Show all lines of the entries in which the word "Pandora樂隊" is found.

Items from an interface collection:
+ + + + +

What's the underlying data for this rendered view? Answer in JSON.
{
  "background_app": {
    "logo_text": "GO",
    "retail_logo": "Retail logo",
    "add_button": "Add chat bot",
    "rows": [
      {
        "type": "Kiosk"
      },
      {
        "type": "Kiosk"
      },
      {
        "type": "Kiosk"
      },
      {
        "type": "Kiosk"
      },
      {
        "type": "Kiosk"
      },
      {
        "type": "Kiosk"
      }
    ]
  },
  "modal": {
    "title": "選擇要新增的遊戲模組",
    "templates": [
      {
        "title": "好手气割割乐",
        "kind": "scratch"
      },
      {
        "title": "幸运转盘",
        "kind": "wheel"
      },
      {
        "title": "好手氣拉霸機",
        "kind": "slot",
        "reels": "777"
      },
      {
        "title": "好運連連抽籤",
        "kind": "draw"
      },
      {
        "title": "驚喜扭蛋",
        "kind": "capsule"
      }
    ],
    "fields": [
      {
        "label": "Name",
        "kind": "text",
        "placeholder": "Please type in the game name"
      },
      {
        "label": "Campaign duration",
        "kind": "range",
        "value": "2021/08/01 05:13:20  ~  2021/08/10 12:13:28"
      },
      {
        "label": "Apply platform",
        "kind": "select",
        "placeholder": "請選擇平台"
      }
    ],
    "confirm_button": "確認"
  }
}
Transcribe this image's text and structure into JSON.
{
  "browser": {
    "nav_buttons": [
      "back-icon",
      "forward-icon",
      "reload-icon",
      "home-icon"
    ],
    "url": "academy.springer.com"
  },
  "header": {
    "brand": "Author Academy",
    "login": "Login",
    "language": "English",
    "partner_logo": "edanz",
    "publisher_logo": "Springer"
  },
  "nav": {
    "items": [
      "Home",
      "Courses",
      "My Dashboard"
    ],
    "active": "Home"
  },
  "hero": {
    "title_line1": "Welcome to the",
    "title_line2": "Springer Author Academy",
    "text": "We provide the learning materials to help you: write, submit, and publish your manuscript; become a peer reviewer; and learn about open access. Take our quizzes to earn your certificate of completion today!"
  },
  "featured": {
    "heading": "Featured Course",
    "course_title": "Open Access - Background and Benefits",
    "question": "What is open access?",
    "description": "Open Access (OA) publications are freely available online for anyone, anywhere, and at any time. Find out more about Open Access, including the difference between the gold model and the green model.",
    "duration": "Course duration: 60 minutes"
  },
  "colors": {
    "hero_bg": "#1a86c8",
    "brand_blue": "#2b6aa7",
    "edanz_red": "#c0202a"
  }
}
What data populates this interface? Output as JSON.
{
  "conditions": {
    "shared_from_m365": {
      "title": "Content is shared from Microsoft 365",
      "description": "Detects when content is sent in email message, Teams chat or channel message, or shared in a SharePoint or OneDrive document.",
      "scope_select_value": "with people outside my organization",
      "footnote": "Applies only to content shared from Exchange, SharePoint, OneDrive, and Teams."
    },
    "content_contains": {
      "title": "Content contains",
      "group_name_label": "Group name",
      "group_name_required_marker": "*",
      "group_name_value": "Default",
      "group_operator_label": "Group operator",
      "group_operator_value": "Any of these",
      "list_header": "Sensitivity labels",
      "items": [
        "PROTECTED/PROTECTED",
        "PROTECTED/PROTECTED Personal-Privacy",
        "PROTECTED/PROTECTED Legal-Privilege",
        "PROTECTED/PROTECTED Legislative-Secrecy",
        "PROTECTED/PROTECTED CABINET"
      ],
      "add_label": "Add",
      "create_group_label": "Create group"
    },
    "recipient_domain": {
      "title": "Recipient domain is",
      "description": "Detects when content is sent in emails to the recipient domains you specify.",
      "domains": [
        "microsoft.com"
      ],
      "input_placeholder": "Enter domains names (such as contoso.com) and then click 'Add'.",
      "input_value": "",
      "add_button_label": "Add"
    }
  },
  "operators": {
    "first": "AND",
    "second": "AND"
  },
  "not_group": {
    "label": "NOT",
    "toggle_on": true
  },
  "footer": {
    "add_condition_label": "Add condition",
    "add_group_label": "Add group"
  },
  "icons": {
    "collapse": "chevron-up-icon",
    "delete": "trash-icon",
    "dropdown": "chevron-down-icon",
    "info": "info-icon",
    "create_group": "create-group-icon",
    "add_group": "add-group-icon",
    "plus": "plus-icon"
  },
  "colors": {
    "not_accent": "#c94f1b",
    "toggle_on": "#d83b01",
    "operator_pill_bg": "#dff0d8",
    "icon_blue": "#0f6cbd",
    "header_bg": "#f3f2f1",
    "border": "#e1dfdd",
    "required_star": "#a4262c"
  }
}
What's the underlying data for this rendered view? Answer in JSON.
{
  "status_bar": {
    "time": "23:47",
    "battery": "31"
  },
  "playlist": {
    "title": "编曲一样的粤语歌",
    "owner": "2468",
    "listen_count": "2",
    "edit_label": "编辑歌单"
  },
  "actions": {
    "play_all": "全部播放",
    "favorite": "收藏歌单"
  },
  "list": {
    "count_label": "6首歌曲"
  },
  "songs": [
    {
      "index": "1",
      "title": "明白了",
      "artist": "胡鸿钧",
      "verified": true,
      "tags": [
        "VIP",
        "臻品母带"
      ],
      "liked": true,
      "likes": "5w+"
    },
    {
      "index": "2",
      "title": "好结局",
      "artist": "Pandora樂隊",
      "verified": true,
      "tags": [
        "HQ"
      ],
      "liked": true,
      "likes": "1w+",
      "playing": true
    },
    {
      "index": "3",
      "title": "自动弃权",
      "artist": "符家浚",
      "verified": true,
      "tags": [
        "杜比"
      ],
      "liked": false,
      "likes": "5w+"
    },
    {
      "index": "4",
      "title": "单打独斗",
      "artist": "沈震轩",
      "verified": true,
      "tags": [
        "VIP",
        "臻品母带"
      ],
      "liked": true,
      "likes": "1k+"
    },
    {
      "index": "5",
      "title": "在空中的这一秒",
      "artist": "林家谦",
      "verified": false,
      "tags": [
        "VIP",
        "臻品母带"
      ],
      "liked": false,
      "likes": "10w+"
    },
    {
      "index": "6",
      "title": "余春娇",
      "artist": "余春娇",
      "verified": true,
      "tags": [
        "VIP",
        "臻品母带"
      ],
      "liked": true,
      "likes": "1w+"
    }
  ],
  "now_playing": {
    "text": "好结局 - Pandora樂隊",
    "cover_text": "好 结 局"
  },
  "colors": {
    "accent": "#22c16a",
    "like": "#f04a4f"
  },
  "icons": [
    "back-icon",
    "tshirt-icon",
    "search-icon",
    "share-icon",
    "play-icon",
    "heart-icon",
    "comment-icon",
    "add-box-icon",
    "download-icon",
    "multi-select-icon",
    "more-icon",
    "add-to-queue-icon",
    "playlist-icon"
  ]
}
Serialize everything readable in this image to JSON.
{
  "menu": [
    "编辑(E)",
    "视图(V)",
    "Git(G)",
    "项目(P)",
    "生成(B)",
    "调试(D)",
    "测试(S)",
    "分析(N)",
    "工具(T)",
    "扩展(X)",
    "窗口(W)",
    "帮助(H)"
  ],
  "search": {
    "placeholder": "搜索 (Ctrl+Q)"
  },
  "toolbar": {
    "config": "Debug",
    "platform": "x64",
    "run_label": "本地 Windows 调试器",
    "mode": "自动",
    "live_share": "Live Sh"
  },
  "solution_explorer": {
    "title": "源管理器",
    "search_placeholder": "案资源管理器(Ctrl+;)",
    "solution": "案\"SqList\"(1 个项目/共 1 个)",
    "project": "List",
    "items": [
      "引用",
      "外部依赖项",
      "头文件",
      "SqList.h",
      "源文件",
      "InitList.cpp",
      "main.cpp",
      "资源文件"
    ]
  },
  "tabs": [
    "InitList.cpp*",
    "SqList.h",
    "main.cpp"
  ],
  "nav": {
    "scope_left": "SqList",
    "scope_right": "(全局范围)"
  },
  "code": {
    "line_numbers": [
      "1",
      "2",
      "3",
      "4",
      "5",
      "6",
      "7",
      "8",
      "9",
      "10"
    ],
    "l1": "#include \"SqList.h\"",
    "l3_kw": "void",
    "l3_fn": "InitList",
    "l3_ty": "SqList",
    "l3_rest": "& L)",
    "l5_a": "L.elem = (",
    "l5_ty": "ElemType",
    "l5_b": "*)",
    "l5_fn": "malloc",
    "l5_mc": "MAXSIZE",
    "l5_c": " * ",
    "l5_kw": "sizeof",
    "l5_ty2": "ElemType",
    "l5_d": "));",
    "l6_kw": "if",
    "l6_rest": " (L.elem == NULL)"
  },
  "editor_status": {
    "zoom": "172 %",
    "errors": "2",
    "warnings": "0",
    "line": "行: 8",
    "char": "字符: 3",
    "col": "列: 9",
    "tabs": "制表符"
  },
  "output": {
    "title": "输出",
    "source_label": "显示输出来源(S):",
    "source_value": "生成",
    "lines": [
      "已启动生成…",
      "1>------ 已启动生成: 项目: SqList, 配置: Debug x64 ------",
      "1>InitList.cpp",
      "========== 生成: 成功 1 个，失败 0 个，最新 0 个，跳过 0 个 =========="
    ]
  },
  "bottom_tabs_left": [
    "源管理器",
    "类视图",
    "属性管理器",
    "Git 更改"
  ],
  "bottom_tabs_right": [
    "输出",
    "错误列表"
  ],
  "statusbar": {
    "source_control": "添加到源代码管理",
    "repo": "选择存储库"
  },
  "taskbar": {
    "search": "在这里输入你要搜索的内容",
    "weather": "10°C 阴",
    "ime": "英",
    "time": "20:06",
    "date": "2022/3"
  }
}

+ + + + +

Written solution:
      "artist": "Pandora樂隊",
    "text": "好结局 - Pandora樂隊",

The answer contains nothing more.